Throughout the material, count the lines with the word "time" in them, and answer with only the figure.

▶ **Data for this task**:
+===+
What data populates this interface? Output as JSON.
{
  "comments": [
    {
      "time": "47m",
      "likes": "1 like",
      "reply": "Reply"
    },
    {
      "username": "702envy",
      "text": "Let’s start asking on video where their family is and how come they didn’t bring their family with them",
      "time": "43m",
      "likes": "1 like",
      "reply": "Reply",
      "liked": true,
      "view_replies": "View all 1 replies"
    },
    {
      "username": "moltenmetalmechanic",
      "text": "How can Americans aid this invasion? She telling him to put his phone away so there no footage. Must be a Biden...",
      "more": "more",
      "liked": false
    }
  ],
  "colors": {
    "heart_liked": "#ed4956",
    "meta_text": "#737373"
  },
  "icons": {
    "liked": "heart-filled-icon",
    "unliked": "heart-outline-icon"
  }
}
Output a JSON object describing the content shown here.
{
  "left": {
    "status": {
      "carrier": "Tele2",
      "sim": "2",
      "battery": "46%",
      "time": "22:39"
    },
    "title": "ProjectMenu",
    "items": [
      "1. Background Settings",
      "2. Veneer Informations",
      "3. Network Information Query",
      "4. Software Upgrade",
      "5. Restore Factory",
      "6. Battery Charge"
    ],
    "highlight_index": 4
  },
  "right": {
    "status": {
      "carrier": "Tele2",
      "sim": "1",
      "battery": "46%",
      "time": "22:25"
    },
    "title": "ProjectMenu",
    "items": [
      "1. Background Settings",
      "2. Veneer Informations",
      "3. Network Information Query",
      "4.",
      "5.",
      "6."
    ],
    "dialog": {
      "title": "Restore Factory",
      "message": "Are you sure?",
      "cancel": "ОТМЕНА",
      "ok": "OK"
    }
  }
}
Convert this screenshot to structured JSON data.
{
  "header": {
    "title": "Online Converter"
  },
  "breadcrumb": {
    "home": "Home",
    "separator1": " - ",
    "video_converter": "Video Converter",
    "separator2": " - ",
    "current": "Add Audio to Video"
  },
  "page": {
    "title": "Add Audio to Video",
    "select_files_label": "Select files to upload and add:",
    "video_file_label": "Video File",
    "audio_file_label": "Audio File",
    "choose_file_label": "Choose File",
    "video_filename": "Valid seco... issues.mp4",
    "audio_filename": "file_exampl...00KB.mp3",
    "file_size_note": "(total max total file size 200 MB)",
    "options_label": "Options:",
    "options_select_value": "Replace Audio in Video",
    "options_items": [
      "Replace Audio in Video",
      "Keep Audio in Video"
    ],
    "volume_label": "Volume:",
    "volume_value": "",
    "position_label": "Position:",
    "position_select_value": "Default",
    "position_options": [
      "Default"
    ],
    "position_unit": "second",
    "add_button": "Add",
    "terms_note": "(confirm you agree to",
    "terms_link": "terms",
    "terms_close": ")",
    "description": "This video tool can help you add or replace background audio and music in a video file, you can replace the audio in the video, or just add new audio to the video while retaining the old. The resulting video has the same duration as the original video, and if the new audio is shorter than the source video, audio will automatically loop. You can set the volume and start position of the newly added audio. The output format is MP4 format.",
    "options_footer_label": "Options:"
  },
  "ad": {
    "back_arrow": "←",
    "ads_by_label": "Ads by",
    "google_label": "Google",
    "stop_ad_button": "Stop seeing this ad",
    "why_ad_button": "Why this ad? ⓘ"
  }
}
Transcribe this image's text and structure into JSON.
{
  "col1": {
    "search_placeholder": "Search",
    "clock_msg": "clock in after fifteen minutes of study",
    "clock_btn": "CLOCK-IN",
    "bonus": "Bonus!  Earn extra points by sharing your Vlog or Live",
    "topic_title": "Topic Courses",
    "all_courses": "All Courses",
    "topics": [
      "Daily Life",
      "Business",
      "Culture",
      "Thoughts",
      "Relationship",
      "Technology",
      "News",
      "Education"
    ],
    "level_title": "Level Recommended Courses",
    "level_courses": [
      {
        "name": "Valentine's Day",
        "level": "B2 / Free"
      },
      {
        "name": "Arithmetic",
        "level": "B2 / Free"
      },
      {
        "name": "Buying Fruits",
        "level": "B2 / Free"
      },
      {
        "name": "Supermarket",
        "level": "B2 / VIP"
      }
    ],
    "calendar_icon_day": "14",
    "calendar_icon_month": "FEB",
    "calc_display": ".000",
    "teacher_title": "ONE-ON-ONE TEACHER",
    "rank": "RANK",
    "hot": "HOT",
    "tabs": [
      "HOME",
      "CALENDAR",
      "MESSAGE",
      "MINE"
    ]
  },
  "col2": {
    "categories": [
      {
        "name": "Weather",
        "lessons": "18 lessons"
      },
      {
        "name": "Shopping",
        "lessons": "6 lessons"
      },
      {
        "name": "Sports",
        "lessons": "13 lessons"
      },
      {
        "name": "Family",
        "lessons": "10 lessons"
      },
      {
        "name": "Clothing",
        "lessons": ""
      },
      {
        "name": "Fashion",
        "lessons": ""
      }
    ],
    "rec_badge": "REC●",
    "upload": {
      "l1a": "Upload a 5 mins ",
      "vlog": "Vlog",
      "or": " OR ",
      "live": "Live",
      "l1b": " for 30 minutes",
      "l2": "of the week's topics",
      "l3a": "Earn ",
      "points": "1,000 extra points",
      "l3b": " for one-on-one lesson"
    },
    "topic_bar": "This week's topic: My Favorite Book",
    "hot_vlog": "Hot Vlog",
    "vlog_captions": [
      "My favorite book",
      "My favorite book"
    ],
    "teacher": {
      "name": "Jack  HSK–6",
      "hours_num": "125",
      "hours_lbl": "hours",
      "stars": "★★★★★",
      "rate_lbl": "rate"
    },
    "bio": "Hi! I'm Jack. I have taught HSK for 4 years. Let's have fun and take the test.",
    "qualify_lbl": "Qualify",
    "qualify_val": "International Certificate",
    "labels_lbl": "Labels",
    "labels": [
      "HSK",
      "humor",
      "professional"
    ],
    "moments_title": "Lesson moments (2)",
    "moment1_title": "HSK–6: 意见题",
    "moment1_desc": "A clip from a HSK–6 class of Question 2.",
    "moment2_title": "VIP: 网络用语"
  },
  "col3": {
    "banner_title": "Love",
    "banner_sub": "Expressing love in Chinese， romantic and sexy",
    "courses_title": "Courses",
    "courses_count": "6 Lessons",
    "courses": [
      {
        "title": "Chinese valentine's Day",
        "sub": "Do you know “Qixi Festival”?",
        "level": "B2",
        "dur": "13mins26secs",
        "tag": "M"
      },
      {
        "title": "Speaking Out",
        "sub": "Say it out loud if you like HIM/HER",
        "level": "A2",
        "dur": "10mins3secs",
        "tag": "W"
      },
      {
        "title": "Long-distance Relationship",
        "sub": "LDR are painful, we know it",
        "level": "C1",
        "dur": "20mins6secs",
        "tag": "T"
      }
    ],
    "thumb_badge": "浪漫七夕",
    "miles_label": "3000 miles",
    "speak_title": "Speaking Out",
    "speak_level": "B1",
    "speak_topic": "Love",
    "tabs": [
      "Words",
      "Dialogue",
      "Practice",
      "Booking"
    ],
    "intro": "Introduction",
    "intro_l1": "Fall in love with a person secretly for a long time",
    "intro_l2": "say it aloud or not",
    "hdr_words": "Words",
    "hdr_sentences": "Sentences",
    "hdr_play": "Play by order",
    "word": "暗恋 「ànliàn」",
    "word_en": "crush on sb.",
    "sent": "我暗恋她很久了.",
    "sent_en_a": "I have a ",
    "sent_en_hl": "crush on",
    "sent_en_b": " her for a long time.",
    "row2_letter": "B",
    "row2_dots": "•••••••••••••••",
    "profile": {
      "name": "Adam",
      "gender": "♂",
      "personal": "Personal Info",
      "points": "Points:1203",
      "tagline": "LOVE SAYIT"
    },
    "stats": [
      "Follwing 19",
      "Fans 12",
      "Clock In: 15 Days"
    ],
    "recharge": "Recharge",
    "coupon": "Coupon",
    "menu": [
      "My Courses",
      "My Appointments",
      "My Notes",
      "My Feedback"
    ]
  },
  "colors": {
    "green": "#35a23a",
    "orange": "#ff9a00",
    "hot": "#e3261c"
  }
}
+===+
▶ **Result below**: 6